  3. You are opting for “delete all.” If this is what you think it will take to get to inbox zero, you’ve got the wrong idea. Remember, it’s about crafting a process that helps you (sustainably) manage your email for the long term.
  4. You’re using email as a to-do list. Instead, send tasks to a task management system (we recommended some earlier).
  5. You are going crazy with your VIP status. If there are important people you always want to hear from and respond to — of course, mark them as VIP. But don’t abuse that status with senders who simply owe you something.
  6. Assuming you’ll always be on top of your email and won’t ever fall off the wagon. Jobs change, workloads increase and decrease. Some weeks you’ll be better at it than others. Cut yourself some slack and know that you can continuously improve (and run through this cheat sheet again!).
  7. You are using an approach from someone who has an entirely different life and workstyle to you. Your email management systems should work for you and your preferences.
  8. You are failing to give yourself an entire day off from email. Pick a day, and stick to it.
  9. Believing everything needs a reply. Don’t be afraid to be the person that ends the conversation!
  10. You are avoiding meaningful work by using the excuse of “processing email” as a distraction. Prioritize the work that moves the needle for you.

Be the sender you want to hear from — 10 ideas to crank up your email game

  1. The simplest way to receive fewer emails is to send fewer emails.
  2. Communicating too many ideas in one email leads to a higher likelihood the recipient will overlook one of them.
  3. If you have a question that needs answering, end your email with that question.
  4. CC’ing someone who doesn’t need to be is bad form (and may get you banned from the internet.)
  5. Engage the “five sentences or less” approach for writing concise emails that get to the point. Better yet, try for the three-sentence rule instead.
  6. If you must write a long email, approach it like a piece of content. Make it skimmable; use subheads, bullet points, and highlight the important stuff.
  7. If you reply to emails immediately, you train people to expect you to respond immediately.
  8. Don’t make introductions via email without checking in with both parties first.
  9. Subject lines matter. Learn how to write subjects that capture attention (but also explain why you’re contacting someone.)
  10. You don’t always have to reply.

12 things more important than inbox zero for managing your time, energy, and attention

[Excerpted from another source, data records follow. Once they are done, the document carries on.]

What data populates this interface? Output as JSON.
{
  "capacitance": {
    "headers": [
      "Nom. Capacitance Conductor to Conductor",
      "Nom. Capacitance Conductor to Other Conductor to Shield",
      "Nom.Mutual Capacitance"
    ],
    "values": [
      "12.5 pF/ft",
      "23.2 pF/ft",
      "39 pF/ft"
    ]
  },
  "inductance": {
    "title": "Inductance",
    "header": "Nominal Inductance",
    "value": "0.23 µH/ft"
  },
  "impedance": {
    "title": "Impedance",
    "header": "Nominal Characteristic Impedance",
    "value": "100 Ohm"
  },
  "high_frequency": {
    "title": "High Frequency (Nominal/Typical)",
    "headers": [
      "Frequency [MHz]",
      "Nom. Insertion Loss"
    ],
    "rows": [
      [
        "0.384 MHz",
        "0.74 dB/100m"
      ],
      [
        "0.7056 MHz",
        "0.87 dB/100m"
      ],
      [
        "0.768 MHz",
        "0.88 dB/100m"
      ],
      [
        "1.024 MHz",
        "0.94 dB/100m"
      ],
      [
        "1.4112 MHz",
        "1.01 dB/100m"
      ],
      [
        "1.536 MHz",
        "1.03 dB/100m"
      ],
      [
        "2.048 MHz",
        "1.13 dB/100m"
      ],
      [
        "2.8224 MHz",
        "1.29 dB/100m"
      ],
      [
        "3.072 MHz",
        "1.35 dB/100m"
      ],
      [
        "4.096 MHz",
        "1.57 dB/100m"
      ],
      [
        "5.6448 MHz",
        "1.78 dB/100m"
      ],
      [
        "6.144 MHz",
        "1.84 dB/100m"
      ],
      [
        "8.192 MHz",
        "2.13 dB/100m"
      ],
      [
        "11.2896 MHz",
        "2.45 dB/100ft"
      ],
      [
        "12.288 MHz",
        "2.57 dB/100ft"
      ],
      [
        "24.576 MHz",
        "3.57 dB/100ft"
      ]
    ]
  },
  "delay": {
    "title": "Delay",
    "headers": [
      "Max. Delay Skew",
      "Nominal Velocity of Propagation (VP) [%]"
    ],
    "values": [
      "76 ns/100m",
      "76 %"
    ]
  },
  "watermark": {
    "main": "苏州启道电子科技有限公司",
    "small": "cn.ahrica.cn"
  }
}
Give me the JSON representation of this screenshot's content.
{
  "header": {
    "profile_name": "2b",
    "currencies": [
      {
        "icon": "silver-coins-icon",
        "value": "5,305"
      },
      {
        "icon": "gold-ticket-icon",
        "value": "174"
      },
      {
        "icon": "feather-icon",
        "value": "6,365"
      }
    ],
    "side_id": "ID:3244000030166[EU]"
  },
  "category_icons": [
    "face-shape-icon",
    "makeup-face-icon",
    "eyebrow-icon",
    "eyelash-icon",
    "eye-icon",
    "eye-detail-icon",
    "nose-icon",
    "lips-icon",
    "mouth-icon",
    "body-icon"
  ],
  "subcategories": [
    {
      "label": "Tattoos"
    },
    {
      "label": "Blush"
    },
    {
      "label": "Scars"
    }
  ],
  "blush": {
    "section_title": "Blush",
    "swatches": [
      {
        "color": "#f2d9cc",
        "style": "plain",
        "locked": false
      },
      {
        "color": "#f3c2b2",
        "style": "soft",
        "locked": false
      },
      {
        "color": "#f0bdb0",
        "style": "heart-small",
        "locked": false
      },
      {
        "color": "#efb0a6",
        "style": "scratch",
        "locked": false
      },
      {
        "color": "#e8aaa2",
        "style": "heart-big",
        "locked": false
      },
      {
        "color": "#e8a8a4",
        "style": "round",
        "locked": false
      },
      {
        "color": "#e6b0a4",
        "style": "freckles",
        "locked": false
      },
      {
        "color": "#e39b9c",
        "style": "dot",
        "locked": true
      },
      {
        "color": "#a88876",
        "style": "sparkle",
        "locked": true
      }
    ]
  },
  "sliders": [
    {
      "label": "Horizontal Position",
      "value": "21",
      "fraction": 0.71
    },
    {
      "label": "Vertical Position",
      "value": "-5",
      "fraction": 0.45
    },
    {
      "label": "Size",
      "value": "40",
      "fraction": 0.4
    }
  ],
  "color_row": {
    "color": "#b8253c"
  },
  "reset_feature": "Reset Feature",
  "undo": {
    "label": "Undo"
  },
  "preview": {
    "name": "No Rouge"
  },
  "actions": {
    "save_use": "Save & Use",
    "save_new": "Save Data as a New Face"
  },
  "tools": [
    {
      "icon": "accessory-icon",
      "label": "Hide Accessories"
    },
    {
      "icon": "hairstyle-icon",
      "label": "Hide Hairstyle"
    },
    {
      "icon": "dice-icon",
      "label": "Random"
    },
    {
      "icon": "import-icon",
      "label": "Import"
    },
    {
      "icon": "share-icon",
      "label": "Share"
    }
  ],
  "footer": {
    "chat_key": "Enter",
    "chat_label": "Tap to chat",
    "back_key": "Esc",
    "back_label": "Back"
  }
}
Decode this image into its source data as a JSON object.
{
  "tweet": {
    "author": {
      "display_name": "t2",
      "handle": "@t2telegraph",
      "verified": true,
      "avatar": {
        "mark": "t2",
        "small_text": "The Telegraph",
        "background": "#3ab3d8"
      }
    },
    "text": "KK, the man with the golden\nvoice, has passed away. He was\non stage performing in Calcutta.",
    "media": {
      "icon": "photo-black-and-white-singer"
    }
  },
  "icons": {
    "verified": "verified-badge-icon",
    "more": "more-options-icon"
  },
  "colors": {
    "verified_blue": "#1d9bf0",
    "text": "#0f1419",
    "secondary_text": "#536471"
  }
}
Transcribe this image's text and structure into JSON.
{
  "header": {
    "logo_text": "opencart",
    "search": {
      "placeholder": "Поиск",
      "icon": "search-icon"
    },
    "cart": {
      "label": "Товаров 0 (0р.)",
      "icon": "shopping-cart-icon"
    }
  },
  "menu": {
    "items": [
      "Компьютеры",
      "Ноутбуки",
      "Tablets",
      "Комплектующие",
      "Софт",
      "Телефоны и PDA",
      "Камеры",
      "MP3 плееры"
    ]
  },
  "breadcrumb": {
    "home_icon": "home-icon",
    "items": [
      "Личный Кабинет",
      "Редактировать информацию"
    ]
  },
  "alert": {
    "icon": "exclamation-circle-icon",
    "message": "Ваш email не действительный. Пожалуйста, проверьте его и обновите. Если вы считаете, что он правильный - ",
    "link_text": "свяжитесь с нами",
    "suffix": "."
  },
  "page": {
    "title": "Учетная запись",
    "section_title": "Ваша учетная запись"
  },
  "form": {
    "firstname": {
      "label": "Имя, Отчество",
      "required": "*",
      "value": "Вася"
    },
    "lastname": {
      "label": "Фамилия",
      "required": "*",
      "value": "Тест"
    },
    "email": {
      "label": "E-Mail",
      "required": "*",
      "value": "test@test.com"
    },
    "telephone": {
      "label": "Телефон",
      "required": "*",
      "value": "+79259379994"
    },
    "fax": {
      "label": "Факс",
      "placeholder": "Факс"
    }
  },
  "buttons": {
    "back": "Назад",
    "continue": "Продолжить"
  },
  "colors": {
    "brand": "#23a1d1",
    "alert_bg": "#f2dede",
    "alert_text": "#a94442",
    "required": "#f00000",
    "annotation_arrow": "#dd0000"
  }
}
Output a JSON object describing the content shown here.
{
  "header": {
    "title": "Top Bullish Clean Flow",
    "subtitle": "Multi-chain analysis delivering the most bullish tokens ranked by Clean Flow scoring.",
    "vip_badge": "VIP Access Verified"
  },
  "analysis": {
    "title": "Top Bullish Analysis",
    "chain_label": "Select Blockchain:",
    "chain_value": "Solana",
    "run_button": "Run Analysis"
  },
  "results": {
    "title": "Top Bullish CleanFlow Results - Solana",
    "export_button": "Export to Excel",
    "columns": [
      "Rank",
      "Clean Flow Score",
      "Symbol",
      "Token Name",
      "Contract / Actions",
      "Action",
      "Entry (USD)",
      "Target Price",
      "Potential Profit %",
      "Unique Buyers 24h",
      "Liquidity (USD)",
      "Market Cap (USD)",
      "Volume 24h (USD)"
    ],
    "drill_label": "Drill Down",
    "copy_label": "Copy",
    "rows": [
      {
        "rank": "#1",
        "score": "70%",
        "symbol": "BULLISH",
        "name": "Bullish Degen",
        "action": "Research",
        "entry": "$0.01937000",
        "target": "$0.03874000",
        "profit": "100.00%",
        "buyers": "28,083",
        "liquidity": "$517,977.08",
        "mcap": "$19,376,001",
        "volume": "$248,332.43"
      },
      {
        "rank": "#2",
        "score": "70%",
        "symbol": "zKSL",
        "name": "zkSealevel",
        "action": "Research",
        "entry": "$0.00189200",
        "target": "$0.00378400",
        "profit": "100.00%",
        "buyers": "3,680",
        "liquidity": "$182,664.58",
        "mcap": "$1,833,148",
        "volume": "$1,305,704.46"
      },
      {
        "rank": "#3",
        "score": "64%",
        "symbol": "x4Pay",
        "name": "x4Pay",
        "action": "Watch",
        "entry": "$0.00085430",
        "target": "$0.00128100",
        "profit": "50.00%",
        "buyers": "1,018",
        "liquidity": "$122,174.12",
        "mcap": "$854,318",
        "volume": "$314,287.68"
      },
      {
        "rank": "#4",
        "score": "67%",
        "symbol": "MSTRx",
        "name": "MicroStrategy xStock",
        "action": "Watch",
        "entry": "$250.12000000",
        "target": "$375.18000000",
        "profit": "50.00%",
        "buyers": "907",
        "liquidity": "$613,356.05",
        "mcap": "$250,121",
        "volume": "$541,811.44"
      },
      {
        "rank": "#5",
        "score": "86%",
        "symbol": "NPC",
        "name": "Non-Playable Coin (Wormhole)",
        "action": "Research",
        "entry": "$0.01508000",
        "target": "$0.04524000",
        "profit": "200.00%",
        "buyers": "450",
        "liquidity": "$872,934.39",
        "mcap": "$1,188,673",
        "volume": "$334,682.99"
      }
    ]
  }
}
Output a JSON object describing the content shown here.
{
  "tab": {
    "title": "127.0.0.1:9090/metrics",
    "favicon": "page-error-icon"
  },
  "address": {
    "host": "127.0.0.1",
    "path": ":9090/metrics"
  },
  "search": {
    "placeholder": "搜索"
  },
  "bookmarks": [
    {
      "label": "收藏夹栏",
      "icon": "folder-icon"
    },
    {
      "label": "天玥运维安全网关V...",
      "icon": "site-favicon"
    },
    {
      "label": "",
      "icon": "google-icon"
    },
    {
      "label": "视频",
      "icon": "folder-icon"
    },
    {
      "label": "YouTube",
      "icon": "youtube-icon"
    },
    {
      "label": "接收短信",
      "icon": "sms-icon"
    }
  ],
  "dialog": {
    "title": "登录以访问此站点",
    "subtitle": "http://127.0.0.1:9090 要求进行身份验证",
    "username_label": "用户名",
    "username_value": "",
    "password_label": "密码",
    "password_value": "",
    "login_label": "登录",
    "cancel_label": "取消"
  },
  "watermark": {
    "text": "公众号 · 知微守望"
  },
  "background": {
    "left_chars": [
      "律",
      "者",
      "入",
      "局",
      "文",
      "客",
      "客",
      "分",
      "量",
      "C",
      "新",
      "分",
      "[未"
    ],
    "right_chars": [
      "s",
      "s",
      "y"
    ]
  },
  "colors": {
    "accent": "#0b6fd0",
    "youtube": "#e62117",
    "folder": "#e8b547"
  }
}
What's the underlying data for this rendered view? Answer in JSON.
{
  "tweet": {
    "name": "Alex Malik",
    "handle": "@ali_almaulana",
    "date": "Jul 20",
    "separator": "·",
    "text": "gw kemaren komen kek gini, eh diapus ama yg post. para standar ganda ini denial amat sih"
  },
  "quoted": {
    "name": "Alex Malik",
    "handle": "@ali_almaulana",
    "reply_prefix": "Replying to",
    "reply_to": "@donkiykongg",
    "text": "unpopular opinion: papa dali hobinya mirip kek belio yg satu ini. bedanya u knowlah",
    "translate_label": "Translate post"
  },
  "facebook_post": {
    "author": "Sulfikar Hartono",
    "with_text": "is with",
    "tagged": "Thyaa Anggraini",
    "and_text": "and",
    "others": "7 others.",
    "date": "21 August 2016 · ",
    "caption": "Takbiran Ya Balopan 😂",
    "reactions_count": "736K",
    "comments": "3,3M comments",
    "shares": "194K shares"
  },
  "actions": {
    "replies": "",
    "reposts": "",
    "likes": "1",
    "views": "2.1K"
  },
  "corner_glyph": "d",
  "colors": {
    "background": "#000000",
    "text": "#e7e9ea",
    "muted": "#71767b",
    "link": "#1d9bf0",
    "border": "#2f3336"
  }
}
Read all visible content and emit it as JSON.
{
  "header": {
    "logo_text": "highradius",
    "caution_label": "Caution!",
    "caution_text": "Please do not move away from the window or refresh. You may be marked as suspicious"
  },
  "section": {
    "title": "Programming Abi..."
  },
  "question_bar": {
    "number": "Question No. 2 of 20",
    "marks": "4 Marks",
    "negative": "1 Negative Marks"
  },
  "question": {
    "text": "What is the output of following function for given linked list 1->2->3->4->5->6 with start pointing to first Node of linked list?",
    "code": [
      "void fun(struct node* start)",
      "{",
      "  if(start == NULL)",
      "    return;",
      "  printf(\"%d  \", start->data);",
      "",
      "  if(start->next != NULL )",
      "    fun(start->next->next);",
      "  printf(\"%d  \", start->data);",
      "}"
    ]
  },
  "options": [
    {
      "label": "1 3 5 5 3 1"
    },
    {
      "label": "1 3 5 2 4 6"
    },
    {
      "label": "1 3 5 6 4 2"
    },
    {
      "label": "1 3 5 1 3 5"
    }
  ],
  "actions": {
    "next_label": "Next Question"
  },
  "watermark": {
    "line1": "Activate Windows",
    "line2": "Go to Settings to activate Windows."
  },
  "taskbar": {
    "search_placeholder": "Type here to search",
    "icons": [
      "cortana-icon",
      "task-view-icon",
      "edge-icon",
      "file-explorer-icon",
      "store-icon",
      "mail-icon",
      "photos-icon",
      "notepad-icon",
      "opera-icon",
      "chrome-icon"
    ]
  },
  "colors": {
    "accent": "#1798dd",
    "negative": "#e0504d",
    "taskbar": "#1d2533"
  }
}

  1. Go outside, preferably more than once a day.
  2. Take intentional breaks from your work. Even a five-minute walk around the house can reduce fatigue.
  3. Drink more water. Dehydration affects focus and can put you in a bad mood!
  4. Stock your fridge and cupboard with energy boosters (your best self’s idea of a healthy diet.)
  5. Have more meaningful conversations with important people in your life
  6. Factor in the axis of significance to determine what you should work on first. “How long will this matter?” is a powerful question to pose to yourself when you’re feeling indecisive.
  7. Get a good night’s sleep. ‘Nuff said.
  8. Take walks as often as you can. Walking meetings are great. As are “thinking walks,” where you intentionally don’t listen to podcasts or try and multitask.
  9. Reserve the first two hours of your workday for your deep, focused work. Ignoring email, social media, and outside communication during this time is a powerful way to make more meaningful progress.
  10. Create something every day. Even if it’s a house made of playdough that impresses your two-year-old…
  11. Give yourself space to reflect, refresh and reboot without worrying about your work commitments. Whatever self-care looks like for you — prioritize it.
  12. Spend more time with the people you love. Hopefully, you can use today’s tips to help you free up your time and attention to do more of this!